Ramallah – In a discussion on the report issued by the State Audit and Administrative Control Bureau in March on the archiving system in the Palestinian state institutions. The Coalition for Integrity and accountability seconded the recommendations submitted by SAACB on the problems relative to the management and organization of the archiving processes and access to information in public institutions. AMAN also called for classification of information, identification of public and other records to enable citizens access to information, enhance transparency and combat corruption. It reiterated that the National Archive Law was extensively discussed, and it received consensus of the civil society and other specialized stakeholders. It needs to be enacted together with the Law on the Right of Access to Information to complement the system of archiving and access.
The session was attended by representatives of SAACB, Palestinian Archive Institute, line ministries, Presidency Office, Palestinian Monetary Authority, Palestinian Central Bureau of Statistics, Palestinian Monetary Fund, Land Authority and teachers and researchers from Palestinian universities in addition to the Independent Commission on Human Rights, and civil and human rights organizations. Participants were unanimous on the importance of archiving and documentation to preserve history and build on previous experiences. They reiterated its importance to consolidate national integrity in state institutions.
AMAN’s Executive Director opened the session by commending SAACB’s report, which shed more light on performance, an issue of interest to citizens, civil society and the media, which advocate for paramount issues especially with the paralysis of the legislative council. SAACB is intended as the main oversight body of the legislative council.
Abu Zaid referred to the campaign launched last June by AMAN on the right to access to information #information_is_a_right and reiterated his full support to the law on access to information. He alluded to the recommendations submitted frequently to the Ministerial Council on the necessity to issue instructions to all state institutions to start classifying public records and rendering them accessible to citizens, even prior to the enactment of the Law.
Mr. Majdi Mitani, from SAACB, commented on the status of the archive and described it disastrous. He added that the archives in most ministries are lacking, not to mention that files are either in staircase or in neglected rooms in many institutions.
Mr. Fawaz Salameh, Director General of the National Archive, attributed the archiving problems to lack of serious management and absence of a national archive law or instructions to guide different state institutions to prepare manuals and procedures for maintenance of the national archives. He also presented the challenges facing the national archive institution, including lack of legal status, and henceforth its recommendations are not binding. Furthermore, some public institutions dispose of documents without referring to the national archive not to mention waste of public funds in purchase of software that does not meet the needs.

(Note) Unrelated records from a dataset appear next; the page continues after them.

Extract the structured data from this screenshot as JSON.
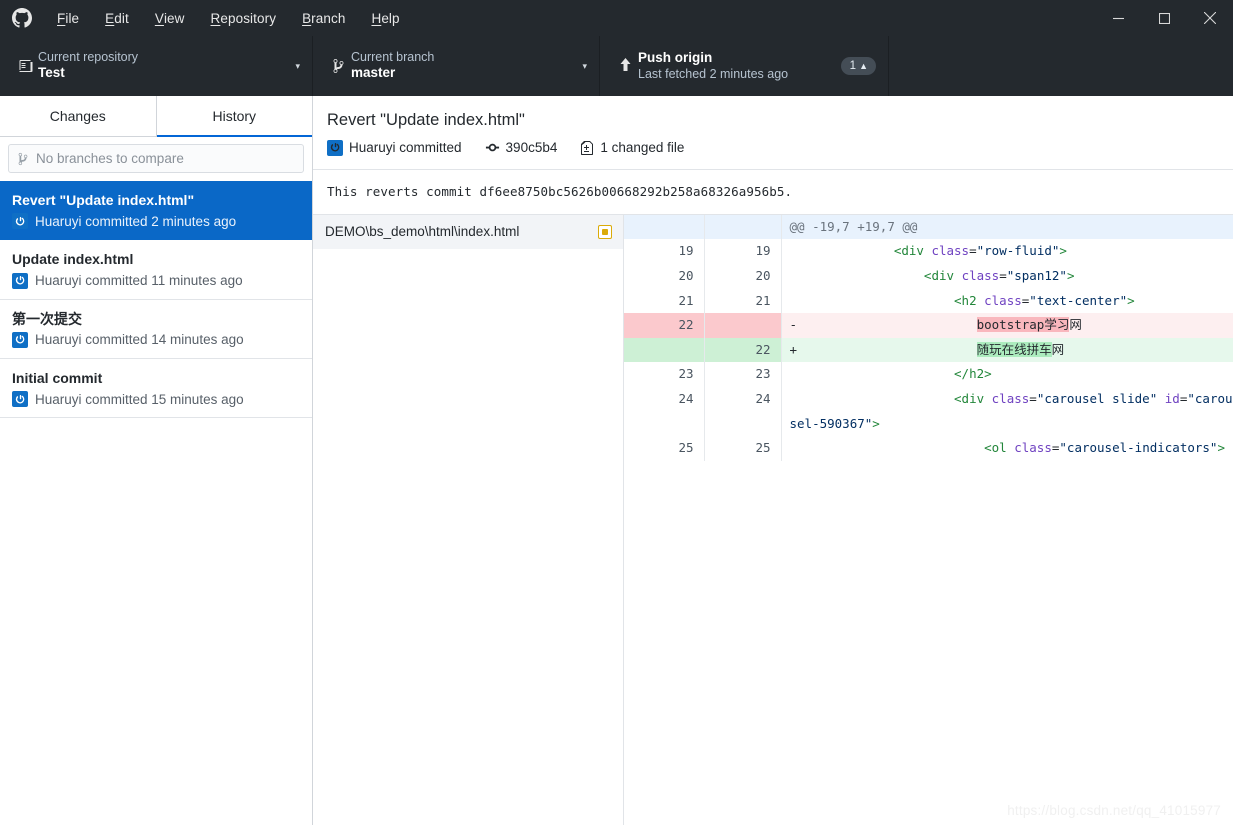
{
  "titlebar": {
    "logo_icon": "github-mark-icon",
    "menus": [
      {
        "label": "File",
        "accesskey": "F"
      },
      {
        "label": "Edit",
        "accesskey": "E"
      },
      {
        "label": "View",
        "accesskey": "V"
      },
      {
        "label": "Repository",
        "accesskey": "R"
      },
      {
        "label": "Branch",
        "accesskey": "B"
      },
      {
        "label": "Help",
        "accesskey": "H"
      }
    ],
    "minimize_label": "—",
    "maximize_label": "□",
    "close_label": "✕"
  },
  "toolbar": {
    "repository": {
      "label": "Current repository",
      "value": "Test",
      "icon": "repo-book-icon",
      "caret": "▾"
    },
    "branch": {
      "label": "Current branch",
      "value": "master",
      "icon": "git-branch-icon",
      "caret": "▾"
    },
    "push": {
      "label": "Push origin",
      "value": "Last fetched 2 minutes ago",
      "icon": "upload-arrow-icon",
      "badge_count": "1",
      "badge_arrow": "⬆"
    }
  },
  "sidebar": {
    "tabs": [
      {
        "id": "changes",
        "label": "Changes",
        "active": false
      },
      {
        "id": "history",
        "label": "History",
        "active": true
      }
    ],
    "compare": {
      "icon": "git-branch-icon",
      "placeholder": "No branches to compare",
      "value": ""
    },
    "commits": [
      {
        "title": "Revert \"Update index.html\"",
        "author_line": "Huaruyi committed 2 minutes ago",
        "avatar_icon": "power-avatar-icon",
        "selected": true
      },
      {
        "title": "Update index.html",
        "author_line": "Huaruyi committed 11 minutes ago",
        "avatar_icon": "power-avatar-icon",
        "selected": false
      },
      {
        "title": "第一次提交",
        "author_line": "Huaruyi committed 14 minutes ago",
        "avatar_icon": "power-avatar-icon",
        "selected": false
      },
      {
        "title": "Initial commit",
        "author_line": "Huaruyi committed 15 minutes ago",
        "avatar_icon": "power-avatar-icon",
        "selected": false
      }
    ]
  },
  "commit_detail": {
    "title": "Revert \"Update index.html\"",
    "author": "Huaruyi committed",
    "avatar_icon": "power-avatar-icon",
    "sha_icon": "git-commit-icon",
    "sha": "390c5b4",
    "files_icon": "file-diff-icon",
    "files_changed": "1 changed file",
    "description": "This reverts commit df6ee8750bc5626b00668292b258a68326a956b5."
  },
  "file_list": [
    {
      "path": "DEMO\\bs_demo\\html\\index.html",
      "status": "modified",
      "status_icon": "modified-dot-icon",
      "selected": true
    }
  ],
  "diff": {
    "hunk_header": "@@ -19,7 +19,7 @@",
    "rows": [
      {
        "type": "hunk",
        "old": "",
        "new": "",
        "sign": "",
        "text": "@@ -19,7 +19,7 @@"
      },
      {
        "type": "ctx",
        "old": "19",
        "new": "19",
        "sign": "",
        "text": "            <div class=\"row-fluid\">"
      },
      {
        "type": "ctx",
        "old": "20",
        "new": "20",
        "sign": "",
        "text": "                <div class=\"span12\">"
      },
      {
        "type": "ctx",
        "old": "21",
        "new": "21",
        "sign": "",
        "text": "                    <h2 class=\"text-center\">"
      },
      {
        "type": "del",
        "old": "22",
        "new": "",
        "sign": "-",
        "text": "                        bootstrap学习网",
        "highlight": "bootstrap学习",
        "tail": "网"
      },
      {
        "type": "add",
        "old": "",
        "new": "22",
        "sign": "+",
        "text": "                        随玩在线拼车网",
        "highlight": "随玩在线拼车",
        "tail": "网"
      },
      {
        "type": "ctx",
        "old": "23",
        "new": "23",
        "sign": "",
        "text": "                    </h2>"
      },
      {
        "type": "ctx",
        "old": "24",
        "new": "24",
        "sign": "",
        "text": "                    <div class=\"carousel slide\" id=\"carousel-590367\">"
      },
      {
        "type": "ctx",
        "old": "25",
        "new": "25",
        "sign": "",
        "text": "                        <ol class=\"carousel-indicators\">"
      }
    ]
  },
  "watermark": "https://blog.csdn.net/qq_41015977"
}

Mr. Haitham Zeidan, Director of Dissemination and Documentation at the Palestinian Central Bureau of Statistics, explained problems related to different definitions and norms of concepts. The definition of the same term in the ministry differs from that used by the municipality. He reiterated on the importance of administrative records, which should connect PCBS to ministries. He also mentioned the lack of legal framework and that some information is not delivered to start with, which creates a huge gap in sources of data in Palestine.
Researcher Sumoud Al-Barghouthi presented SAACB report on the archiving system in the institutions of the State of Palestine, which covered 23 public institutions. The key findings included: absence of legislation to regulate government archiving, agencies do not apply any organized archiving mechanisms, while some institutions do not keep part of their documents while most institutions do not audit their archiving codes and classification. Furthermore, staff responsible for the filing and documentation is not sufficiently qualified and lacks appropriate workplaces and documents-keeping facilities. The report mentioned that 915 of government institutions do not use binders to preserve permanent documents and files from decay. On the other hand, 87% of them do not apply the necessary procedures to dispose of paper documents after their electronic archiving.
She also stated that SAACB doubts loss of documents and files (loss, decay, disposal, stealing, burning or alteration), raising awareness of a number of valuable financial and legal historical documents, which entail rights for individuals and institutions. She also referred to the difficult access to information, data, documents and statistics needed by different stakeholders. This consequently affects decision making and impedes speedy access to data and documents. Furthermore, archiving procedures in many government organizations are weak and inefficient because of the lack of any law, regulations or instructions to govern the process and regulate keeping, classification, and codification of documents.
SAACB concluded weak credibility of e-archived data in some institutions because of absence of controls on access of archived data, which are left open to alteration and deletion. This entails potential loss of administrative and financial rights of individuals and institutions because of non-systemic file-keeping and loss of may documents without any substitute or alternative.
SAACB recommended that the Ministerial Council adopt appropriate procedures to ratify the National Archive Law in accordance with best international practices. It also recommended activation of archives’ departments in government institutions and training of staff. Government institutions also need to take necessary measures to provide dossier/ containers to keep files properly and safely.